51st Biennial Meeting of German Historians in Hamburg, 20–23 September 2016
The 51st Biennal Meeting of German Historians will take place at the University of Hamburg from the 20th to the 23rd of September 2016. As in previous years, the Board and Committee of the German Historical Association (VHD) have chosen a theme that should serve as a general orientation for session proposals. This year’s theme is:
Matters of Faith.
This theme is relevant not only for the history of religion but for the histories of science and the humanities as well. It is also an invitation to reflect on the foundations of the discipline of history itself.

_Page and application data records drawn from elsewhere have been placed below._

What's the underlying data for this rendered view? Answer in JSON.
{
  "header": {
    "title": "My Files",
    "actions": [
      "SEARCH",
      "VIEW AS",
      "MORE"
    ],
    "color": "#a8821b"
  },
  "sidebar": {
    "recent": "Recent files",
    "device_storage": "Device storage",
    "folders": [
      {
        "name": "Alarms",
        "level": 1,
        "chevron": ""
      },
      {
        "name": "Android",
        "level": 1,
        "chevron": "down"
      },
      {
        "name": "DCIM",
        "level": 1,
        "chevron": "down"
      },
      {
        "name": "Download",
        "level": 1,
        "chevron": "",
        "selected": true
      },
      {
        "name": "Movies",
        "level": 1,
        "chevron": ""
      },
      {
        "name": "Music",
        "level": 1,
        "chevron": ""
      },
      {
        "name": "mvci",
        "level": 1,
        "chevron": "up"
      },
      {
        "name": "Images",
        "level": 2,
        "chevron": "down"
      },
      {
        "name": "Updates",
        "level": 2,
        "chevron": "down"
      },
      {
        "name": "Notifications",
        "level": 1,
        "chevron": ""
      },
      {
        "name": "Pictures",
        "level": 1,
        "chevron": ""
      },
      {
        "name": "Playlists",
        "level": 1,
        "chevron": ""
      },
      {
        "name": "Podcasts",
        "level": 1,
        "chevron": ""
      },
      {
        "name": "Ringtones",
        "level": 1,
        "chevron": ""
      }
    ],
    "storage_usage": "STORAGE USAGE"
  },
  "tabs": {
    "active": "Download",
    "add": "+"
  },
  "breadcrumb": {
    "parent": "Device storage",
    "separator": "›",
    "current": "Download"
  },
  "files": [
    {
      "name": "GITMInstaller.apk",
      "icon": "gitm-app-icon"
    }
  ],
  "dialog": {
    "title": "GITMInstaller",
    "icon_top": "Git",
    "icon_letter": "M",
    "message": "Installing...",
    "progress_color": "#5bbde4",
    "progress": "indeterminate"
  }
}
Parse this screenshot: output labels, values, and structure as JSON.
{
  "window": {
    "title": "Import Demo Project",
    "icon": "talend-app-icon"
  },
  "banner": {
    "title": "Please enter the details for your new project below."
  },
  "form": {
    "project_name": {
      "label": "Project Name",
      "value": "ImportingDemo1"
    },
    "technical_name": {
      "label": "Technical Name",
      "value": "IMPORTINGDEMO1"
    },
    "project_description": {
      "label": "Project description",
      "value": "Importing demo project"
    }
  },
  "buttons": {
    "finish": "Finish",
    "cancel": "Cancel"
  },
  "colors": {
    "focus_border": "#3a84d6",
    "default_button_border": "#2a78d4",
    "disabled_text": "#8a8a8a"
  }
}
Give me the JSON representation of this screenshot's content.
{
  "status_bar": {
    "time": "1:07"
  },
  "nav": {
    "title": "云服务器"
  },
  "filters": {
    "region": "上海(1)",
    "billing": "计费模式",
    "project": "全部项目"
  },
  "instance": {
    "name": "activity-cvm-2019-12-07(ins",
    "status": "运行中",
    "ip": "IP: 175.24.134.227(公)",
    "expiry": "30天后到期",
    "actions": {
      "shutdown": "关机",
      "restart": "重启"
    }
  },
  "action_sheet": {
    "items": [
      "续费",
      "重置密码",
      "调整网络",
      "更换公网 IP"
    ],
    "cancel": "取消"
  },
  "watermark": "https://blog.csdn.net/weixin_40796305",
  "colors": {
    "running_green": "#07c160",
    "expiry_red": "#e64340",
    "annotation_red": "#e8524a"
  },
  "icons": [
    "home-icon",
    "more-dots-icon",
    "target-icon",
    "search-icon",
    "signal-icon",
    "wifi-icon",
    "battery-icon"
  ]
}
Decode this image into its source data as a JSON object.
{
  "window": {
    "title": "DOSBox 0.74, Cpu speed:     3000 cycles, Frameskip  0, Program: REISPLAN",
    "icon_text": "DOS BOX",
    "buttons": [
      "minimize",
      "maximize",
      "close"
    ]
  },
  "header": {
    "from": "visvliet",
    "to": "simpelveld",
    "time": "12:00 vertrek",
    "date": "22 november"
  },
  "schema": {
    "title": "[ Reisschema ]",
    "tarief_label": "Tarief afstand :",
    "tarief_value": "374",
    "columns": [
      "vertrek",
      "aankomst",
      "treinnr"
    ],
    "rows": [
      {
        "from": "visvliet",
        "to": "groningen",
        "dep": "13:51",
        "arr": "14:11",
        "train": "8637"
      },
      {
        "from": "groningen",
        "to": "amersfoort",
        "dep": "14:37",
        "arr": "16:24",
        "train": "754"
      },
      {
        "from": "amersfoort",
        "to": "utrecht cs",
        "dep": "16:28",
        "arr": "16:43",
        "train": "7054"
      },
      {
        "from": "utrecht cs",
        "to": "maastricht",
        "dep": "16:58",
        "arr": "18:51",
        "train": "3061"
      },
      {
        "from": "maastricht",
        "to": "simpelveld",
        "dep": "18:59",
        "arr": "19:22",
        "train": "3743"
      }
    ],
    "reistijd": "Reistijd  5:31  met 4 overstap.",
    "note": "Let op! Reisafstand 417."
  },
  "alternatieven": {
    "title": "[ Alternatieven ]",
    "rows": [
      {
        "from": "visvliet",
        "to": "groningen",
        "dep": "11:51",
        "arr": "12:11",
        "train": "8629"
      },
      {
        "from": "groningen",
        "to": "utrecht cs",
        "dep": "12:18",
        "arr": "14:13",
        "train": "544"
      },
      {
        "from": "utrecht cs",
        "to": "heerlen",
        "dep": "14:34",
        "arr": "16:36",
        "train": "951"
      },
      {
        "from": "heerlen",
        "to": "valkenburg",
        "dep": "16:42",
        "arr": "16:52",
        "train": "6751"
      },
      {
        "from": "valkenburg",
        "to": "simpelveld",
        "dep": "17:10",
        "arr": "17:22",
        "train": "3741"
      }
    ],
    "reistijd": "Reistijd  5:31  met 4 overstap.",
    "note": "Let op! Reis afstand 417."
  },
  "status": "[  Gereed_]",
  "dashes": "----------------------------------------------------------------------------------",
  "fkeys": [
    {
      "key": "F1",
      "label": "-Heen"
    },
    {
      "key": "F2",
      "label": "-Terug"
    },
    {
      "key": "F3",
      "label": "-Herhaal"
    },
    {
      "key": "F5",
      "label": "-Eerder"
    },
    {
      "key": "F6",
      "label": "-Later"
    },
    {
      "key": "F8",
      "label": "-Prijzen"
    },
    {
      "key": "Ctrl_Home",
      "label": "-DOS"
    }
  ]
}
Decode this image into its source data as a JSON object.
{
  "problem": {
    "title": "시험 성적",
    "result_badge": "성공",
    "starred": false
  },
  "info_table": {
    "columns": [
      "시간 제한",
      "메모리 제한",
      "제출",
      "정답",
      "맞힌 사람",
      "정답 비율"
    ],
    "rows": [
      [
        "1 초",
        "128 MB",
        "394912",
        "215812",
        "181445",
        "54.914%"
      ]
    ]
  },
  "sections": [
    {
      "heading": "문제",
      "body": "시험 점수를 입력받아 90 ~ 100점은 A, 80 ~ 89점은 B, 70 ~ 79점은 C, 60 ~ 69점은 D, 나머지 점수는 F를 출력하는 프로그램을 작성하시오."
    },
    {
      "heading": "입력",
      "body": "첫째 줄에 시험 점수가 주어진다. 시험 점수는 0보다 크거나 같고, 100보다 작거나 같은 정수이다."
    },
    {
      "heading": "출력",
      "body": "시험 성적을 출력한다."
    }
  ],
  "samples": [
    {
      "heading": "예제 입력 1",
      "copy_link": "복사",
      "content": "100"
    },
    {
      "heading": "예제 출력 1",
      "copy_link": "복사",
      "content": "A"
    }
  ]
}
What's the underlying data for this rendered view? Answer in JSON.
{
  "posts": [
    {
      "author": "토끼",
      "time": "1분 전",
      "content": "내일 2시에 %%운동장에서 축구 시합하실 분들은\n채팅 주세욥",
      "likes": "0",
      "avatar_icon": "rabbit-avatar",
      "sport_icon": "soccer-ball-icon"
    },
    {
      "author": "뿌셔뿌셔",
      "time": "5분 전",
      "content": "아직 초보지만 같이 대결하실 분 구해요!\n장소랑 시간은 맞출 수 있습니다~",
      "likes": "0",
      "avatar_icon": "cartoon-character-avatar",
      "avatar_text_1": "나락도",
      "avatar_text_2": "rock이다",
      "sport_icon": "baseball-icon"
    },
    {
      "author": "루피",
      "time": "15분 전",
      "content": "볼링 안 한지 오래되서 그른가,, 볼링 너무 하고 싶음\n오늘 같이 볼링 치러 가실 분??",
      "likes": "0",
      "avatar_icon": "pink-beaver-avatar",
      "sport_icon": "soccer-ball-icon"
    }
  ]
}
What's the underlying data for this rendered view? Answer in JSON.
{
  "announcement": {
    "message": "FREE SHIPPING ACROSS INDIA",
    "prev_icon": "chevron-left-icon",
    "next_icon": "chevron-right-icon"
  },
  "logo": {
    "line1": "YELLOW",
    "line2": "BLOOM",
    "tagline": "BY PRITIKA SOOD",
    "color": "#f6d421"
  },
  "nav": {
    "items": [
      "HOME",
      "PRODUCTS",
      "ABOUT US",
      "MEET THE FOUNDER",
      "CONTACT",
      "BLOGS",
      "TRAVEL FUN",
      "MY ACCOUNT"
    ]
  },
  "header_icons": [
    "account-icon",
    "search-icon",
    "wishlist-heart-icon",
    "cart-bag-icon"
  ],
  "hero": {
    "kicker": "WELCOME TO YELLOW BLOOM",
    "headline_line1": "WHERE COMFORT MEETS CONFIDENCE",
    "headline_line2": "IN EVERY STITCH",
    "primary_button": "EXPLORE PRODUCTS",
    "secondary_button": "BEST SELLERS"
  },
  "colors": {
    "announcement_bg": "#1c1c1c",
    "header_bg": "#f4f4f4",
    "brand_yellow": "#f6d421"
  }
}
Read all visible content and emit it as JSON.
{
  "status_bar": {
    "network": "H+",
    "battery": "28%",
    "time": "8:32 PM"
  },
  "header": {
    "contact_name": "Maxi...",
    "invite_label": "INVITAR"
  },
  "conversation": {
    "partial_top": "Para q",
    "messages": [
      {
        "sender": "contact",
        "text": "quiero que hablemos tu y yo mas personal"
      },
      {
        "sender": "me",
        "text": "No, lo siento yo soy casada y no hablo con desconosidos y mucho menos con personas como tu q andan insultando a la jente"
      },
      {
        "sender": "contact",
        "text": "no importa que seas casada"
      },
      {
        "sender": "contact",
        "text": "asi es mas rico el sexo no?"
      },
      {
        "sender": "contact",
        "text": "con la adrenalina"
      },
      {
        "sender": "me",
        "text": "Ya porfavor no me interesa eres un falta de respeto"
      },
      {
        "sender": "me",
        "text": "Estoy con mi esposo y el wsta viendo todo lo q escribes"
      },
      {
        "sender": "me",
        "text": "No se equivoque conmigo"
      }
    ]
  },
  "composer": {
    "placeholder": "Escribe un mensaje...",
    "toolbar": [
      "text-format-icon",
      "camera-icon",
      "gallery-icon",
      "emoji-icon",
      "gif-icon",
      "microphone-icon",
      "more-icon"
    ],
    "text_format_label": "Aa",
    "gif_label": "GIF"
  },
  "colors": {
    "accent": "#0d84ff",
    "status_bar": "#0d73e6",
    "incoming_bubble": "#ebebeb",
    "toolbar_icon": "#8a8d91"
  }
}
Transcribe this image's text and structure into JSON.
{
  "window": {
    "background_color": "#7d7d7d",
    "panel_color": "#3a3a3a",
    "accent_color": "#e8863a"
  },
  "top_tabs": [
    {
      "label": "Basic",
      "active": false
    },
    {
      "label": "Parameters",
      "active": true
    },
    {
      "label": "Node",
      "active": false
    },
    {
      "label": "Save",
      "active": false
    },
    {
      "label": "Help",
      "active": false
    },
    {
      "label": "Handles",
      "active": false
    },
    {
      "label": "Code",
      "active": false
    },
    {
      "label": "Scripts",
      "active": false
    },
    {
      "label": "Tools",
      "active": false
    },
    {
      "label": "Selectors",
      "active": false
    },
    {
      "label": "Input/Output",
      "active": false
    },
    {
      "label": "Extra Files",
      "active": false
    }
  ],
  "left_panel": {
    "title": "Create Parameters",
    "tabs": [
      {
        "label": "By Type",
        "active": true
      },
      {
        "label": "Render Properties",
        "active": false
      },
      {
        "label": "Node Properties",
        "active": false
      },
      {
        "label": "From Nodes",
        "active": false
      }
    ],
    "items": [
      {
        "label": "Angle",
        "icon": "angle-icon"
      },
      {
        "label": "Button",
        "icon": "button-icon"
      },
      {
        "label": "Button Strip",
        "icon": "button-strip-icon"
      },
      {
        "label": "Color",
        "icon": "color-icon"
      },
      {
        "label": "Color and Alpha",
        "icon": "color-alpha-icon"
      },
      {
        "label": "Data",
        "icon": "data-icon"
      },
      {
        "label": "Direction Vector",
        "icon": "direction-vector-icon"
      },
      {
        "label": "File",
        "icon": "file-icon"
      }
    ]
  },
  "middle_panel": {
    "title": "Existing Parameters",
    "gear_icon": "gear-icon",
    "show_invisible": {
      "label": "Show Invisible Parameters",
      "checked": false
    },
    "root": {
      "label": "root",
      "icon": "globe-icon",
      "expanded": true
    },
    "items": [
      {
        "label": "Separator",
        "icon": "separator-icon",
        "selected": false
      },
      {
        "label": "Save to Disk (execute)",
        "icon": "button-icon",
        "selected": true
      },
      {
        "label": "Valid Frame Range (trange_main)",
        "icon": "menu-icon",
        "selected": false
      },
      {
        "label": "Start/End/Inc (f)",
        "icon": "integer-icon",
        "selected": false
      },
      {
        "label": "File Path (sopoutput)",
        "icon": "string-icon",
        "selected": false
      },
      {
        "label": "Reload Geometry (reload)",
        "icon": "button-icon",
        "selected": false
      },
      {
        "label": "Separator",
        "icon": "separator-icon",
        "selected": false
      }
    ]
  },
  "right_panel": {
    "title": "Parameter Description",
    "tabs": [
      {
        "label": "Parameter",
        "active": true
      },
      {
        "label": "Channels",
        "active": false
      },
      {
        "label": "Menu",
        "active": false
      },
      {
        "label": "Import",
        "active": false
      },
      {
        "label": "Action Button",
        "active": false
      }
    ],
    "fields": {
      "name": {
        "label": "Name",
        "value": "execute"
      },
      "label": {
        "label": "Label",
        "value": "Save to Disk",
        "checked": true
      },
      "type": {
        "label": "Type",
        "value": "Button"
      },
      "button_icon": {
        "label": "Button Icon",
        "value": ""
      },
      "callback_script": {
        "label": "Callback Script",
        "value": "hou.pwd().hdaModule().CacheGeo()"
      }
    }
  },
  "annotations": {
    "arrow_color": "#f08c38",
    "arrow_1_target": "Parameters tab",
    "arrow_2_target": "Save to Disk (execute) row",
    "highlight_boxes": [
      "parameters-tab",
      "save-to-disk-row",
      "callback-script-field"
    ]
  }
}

Ancient historiography was characterised by tensions between myth and the endeavour to understand the past. With the emergence of history as an academic discipline, anything understood to be a ‘matter of faith’ was dismissed as unfounded speculation and excluded from it. The rules of historiography were established and implemented in order to counter the acceptance of subjective perceptions and beliefs as true and the transmission of apocrypha. Such rules are based on empirical research and logical deduction and intended to lead to knowledge rather than to faith. The rejection of empirically unsubstantiated assumptions about the past, of ‘armchair prophecy’ as Max Weber put it in “Science as a Vocation”, was thus understood as constitutive of the historian’s profession.
The boundaries between faith and knowledge have since become porous, however. This is attested by the concept of ‘religious knowledge,’ the central criterion of which is not the potential for substantiating (revealed) knowledge, but the integration of knowledge bases and their acceptability for particular groups. Even more illuminating for a critical reflection on the history of the discipline is the fact that many theories used to analyse historical processes entail elements that are for all intents and purposes empirically non-falsifiable, i.e., ‘matters of faith.’ There is hardly a better example of this than the theory of secularisation, which like its opposite number, the theory of the persistence of religion in view of ‘religious pluralism’, has constituted in academic discourse since the nineteenth century a narrative with prognostic assumptions that is largely resistant to empiricism.
The theme of ‘matters of faith’ covers not only the relationship between faith and knowledge, but also religion as a subject of historical research. As a disciplinary field in its own right, the history of religion has long been emancipated from that of the church, although the latter remains important in many respects. The Biennal Meeting of German Historians welcomes perspectives from neighbouring disciplines, such as theology and the sociology of religion, that are concerned with the phenomenon of faith. In its transepochal coverage, this 51st Biennal Meeting promises to yield integrative perspectives on ancient, medieval, and modern religious history. Given the high level of specialisation of the field, approaches that straddle established period boundaries are especially welcome.
As in past biennal meetings, not all sessions will be devoted to this main theme. Much of the conference will be concerned with other issues, so that the state of current research in the field can be given a sufficiently broad range of coverage.
The 51st Biennal Meeting of German Historians marks the German Historical Association’s first collaboration with a partner from outside Europe – India – and will thus reinforce ties with that country’s vast and vigorous humanities community. It also takes account of the fact that in the past few years historians in Germany have increasingly turned their attention to the entanglements of European history with that of other regions of the world. The choice of India as a partner country likewise signals the Biennal Meeting’s interest in inquiry that engages transnational and global history perpectives.
You will find further information at www.historikertag.de/Hamburg2016
For registrating, please follow this link.